“I think we need to focus more on memorials before we start the politics,” Texas Gov. Greg Abbott (R) told reporters on Saturday when asked about his stance on gun legislation.
Did you know that 4 of the 10 deadliest mass shootings in modern US history havetaken place in Texas? The shooters were Devin Patrick Kelley (2017, 25 dead, Sutherland Springs); George Hennard (1991, 23 dead, Killeen), Charles Whitman (1966, 18 dead, University of Texas), and the alleged shooter at the El Paso WalMart was Patrick Crusius (20 dead, so far). All white men. The Sutherland Springs shooting was in a church; I assume they prayed there. Didn’t stop the bullets.
Wingnuts are telling each other that Crusius is a Latino name, but I checked — although it looks sort of Latin, it’s mostly found in Germany. Notable people with the name Crusius include Christian August Crusius (1715–1775), German philosopher and Protestant theologian; Ludwig Friedrich Otto Baumgarten-Crusius (1788–1843), German Protestant theoloian; and Otto Crusius (1857–1918), German classical scholar.
I have not read the alleged shooter’s manifesto, and I wouldn’t link to it if I had. Josh Marshall has read it and makes some interesting points:
There’s abundant evidence the shooter is a big fan of President Trump and certainly of his worldview. And yet the manifesto includes a sort of preemptive rebuttal of any claims that he is a Trump supporter or that Trump influenced. He predicts that “the media” will identify him as a white supremacist and blame President Trump’s racist and xenophobic rhetoric for radicalizing him and provoking the attack. Such claims would be “fake news” and such claims will indeed only prove that “the media” is “fake news.”
After these horrors, we expect rightwing talking heads to attack any suggestion that these attacks might be related to the President’s politics and rhetoric. But here the assailant is doing so himself in advance. Indeed he denies Trump’s influence by using Trump’s signature attack lines. For someone who specifically denies Trump radicalized him, he’s very focused protecting the President. He doth protest rather too much.
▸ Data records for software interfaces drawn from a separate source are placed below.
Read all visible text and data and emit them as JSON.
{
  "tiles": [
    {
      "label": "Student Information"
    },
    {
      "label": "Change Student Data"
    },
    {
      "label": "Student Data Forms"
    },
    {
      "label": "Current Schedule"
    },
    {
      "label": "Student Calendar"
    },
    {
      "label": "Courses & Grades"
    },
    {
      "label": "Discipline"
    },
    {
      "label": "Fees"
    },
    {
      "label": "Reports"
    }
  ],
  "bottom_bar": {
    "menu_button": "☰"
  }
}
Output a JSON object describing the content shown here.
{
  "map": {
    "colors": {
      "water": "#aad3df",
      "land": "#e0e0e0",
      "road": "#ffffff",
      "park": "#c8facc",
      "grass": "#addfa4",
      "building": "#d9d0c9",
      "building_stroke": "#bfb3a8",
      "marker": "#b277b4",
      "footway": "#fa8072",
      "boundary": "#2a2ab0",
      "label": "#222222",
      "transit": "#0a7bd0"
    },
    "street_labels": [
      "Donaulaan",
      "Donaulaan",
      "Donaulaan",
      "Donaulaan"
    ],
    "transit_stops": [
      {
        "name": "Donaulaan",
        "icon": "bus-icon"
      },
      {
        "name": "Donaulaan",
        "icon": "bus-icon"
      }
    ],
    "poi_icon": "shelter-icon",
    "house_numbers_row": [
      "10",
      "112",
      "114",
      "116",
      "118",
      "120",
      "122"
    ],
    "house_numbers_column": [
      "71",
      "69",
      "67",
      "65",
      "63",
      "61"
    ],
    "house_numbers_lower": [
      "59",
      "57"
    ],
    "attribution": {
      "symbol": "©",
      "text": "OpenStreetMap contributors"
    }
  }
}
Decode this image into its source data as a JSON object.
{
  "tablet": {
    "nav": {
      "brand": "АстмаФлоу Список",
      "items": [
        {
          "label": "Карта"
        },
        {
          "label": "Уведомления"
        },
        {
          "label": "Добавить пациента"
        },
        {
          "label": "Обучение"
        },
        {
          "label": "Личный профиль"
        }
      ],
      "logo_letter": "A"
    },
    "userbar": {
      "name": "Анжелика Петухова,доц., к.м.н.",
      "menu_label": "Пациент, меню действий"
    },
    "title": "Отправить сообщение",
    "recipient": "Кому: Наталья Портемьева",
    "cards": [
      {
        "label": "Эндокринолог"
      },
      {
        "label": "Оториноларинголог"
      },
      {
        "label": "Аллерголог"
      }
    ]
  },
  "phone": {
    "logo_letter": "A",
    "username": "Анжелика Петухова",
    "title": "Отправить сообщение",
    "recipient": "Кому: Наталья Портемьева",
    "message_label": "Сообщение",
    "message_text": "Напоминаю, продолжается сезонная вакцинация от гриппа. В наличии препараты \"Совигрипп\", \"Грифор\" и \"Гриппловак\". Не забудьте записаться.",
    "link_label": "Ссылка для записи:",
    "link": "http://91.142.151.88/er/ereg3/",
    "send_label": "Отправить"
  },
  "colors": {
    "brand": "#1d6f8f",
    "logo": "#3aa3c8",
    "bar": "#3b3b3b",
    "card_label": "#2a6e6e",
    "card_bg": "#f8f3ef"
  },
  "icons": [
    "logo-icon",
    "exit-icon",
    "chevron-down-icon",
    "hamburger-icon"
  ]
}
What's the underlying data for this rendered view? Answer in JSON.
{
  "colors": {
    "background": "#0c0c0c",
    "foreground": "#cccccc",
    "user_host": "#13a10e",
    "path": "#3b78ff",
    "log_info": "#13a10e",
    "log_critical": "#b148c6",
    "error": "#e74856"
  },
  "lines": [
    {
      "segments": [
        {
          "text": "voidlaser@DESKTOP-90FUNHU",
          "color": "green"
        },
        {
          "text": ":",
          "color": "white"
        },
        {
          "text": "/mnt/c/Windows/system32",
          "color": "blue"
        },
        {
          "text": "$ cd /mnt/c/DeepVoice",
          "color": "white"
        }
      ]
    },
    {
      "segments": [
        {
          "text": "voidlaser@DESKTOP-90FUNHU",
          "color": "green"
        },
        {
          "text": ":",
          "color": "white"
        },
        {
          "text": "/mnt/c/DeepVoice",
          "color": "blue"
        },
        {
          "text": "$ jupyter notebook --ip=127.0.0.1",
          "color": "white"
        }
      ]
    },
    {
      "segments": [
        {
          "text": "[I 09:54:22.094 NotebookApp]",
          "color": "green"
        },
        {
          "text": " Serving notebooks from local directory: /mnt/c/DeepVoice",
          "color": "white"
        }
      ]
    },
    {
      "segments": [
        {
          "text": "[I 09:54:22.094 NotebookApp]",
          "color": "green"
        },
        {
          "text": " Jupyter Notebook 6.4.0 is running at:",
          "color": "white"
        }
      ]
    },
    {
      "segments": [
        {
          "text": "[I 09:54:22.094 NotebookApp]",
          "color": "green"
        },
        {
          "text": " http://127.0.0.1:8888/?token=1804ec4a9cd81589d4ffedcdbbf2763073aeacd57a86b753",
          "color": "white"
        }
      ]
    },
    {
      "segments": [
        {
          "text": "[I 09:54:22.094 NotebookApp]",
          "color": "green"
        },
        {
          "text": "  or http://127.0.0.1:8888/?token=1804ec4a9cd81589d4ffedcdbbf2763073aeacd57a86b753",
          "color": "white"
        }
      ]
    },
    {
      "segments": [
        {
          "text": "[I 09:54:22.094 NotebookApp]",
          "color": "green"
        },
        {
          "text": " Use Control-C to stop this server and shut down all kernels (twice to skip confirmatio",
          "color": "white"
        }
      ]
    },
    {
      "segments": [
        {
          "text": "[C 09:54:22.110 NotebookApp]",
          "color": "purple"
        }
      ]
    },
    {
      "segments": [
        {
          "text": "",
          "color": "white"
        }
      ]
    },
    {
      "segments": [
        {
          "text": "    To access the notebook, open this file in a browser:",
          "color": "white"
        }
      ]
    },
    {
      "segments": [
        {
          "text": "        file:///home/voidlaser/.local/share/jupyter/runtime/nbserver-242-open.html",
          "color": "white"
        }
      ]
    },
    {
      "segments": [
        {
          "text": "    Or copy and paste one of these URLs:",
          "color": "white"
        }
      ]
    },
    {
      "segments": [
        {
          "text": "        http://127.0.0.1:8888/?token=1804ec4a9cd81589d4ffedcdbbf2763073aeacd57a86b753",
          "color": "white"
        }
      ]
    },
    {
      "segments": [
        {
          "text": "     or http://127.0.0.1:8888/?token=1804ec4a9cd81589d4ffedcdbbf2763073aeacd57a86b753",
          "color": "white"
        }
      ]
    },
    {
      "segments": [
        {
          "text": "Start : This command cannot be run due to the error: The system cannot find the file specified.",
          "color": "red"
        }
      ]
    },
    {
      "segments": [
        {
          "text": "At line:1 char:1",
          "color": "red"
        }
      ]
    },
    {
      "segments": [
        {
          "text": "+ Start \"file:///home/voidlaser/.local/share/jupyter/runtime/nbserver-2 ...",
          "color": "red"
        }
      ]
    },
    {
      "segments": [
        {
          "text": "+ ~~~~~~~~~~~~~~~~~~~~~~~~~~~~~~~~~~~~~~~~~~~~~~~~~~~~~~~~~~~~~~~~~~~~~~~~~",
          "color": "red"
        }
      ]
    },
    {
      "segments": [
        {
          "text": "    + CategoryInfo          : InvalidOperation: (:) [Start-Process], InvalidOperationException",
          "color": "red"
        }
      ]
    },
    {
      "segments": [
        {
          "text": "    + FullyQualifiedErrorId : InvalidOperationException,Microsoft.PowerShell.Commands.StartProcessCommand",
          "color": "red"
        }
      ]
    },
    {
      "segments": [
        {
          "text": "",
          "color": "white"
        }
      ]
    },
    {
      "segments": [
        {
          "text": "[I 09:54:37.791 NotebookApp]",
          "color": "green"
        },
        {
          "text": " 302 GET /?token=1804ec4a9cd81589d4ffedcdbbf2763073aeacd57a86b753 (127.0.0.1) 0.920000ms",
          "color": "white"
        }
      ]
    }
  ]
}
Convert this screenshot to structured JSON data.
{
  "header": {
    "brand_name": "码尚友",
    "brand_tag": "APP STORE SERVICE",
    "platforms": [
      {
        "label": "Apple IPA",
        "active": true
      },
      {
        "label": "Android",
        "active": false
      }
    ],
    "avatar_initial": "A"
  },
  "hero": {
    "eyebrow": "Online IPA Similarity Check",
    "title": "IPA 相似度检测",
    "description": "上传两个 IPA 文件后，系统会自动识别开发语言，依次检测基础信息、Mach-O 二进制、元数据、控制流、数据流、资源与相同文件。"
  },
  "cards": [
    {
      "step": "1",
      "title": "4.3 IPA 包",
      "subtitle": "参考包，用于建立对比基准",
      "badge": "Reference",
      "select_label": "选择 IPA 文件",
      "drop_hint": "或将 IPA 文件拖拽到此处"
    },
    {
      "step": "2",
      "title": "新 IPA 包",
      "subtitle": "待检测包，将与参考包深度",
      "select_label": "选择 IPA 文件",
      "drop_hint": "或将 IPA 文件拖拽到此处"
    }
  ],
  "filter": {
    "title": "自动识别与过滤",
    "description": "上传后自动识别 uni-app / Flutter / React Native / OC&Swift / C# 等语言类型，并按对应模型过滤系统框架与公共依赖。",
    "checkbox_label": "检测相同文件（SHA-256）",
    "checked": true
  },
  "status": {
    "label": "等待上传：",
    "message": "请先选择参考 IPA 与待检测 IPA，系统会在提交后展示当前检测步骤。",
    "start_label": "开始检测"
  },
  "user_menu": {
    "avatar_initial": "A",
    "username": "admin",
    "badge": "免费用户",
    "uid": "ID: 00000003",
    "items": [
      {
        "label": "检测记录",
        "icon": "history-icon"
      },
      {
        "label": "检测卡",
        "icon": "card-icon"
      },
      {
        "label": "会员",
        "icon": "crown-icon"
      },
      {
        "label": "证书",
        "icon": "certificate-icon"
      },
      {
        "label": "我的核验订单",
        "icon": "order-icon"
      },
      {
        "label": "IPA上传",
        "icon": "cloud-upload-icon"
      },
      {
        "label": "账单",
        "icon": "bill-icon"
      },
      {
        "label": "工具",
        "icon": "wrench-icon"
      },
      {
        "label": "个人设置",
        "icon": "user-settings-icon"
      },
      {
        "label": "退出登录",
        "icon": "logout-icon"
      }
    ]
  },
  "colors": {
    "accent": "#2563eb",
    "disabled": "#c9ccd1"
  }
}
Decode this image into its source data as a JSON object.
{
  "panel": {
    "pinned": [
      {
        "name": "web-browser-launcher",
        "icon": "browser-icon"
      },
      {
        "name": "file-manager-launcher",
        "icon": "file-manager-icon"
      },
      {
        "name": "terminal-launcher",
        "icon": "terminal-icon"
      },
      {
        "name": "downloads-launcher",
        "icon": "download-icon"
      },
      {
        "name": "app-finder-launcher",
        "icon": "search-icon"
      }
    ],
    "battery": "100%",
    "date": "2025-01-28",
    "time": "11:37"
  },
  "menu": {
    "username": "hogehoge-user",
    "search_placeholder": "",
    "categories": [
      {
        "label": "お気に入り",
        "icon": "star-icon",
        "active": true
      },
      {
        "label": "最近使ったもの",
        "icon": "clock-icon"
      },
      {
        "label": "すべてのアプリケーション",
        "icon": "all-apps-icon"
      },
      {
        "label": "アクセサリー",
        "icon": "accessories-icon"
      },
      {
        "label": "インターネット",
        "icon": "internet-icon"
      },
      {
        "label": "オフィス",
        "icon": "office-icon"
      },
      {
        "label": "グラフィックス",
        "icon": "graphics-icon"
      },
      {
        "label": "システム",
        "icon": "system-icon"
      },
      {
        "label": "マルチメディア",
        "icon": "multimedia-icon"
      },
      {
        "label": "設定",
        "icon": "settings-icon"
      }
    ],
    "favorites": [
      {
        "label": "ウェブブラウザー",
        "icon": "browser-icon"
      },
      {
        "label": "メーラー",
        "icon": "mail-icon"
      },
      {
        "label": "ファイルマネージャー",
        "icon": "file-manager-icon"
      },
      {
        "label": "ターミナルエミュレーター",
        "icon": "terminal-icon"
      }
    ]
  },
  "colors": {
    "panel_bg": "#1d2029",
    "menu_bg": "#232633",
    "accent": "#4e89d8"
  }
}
We don’t yet know enough about yesterday’s Dayton, Ohio, shooting to know if it fits the white supremacist pattern. The alleged shooter’s name was Connor Betts; his sister was among the nine killed, suggesting the motivation might have been more personal than political. But Andrew Marantz points out at The New Yorker that most recent mass shooters seem to have been radicalized in the same way.
Each killer, in the moment, may have acted alone, but they all appear to have been zealous converts to the same ideology: a paranoid snarl of raw anger, radical nationalism, unhinged nihilism, and fears of “white genocide” that is still referred to as “fringe,” although it’s creeping precariously close to the mainstream. On many social networks that bill themselves as bulwarks of “free speech,” including Gab, 4chan, and 8chan, this way of thinking is so dominant that it is often taken for granted. In April, the Anti-Defamation League wrote that such platforms “serve as round-the-clock white supremacist rallies.”
Would it help if these platforms were shutdown? Could the platforms be shut down? This is a point Marantz addresses; the answer is, probably not. And if they were, would not other platforms spring up in their place?
White supremacy has been hardwired into American culture as soon as Europeans began moving here. The whole rise of Trump and right-wing domestic terrorism might be interpreted as the fight of a wounded animal, or white supremacy’s last hoorah. We have reached a moment in our culture in which white supremacy really isn’t acceptable any more. This is not to say that systemic racism isn’t still in place, or that racial equality finally reigns o’er the land. But for those pathetic losers — who have always been among us — who take their pride and identity and self-worth from nothing but their whiteness, our culture is, finally, beginning to deny them that. And in their own minds they have no where else to go.
Update: I just noticed that this post is getting a big influx of traffic, I assume from some right-wing site. Please read the commenting rules before posting comments.